§ WHAT YOU NEED TO DO
Set down all the records below, word for word.

PROVIDED ENTRIES: Begin

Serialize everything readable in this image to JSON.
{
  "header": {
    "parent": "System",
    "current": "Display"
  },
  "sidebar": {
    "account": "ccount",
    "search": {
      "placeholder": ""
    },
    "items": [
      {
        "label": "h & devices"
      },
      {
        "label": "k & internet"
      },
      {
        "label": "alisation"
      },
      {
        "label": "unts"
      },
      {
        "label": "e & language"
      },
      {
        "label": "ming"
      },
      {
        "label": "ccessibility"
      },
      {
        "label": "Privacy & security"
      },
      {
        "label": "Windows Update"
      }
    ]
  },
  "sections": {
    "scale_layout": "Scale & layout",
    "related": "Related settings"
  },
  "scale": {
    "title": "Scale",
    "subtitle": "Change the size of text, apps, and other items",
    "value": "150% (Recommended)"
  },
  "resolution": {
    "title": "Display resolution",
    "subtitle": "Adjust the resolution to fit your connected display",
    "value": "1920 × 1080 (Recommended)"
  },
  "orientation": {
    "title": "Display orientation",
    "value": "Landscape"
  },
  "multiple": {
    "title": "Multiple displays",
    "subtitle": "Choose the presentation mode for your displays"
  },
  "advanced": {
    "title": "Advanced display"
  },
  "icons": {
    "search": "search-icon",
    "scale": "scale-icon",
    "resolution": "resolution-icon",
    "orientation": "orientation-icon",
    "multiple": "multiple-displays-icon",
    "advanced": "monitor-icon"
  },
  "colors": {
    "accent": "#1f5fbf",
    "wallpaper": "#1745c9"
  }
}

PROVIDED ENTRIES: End

§ OUTPUT BELOW
Serialize everything readable in this image to JSON.
{
  "header": {
    "parent": "System",
    "current": "Display"
  },
  "sidebar": {
    "account": "ccount",
    "search": {
      "placeholder": ""
    },
    "items": [
      {
        "label": "h & devices"
      },
      {
        "label": "k & internet"
      },
      {
        "label": "alisation"
      },
      {
        "label": "unts"
      },
      {
        "label": "e & language"
      },
      {
        "label": "ming"
      },
      {
        "label": "ccessibility"
      },
      {
        "label": "Privacy & security"
      },
      {
        "label": "Windows Update"
      }
    ]
  },
  "sections": {
    "scale_layout": "Scale & layout",
    "related": "Related settings"
  },
  "scale": {
    "title": "Scale",
    "subtitle": "Change the size of text, apps, and other items",
    "value": "150% (Recommended)"
  },
  "resolution": {
    "title": "Display resolution",
    "subtitle": "Adjust the resolution to fit your connected display",
    "value": "1920 × 1080 (Recommended)"
  },
  "orientation": {
    "title": "Display orientation",
    "value": "Landscape"
  },
  "multiple": {
    "title": "Multiple displays",
    "subtitle": "Choose the presentation mode for your displays"
  },
  "advanced": {
    "title": "Advanced display"
  },
  "icons": {
    "search": "search-icon",
    "scale": "scale-icon",
    "resolution": "resolution-icon",
    "orientation": "orientation-icon",
    "multiple": "multiple-displays-icon",
    "advanced": "monitor-icon"
  },
  "colors": {
    "accent": "#1f5fbf",
    "wallpaper": "#1745c9"
  }
}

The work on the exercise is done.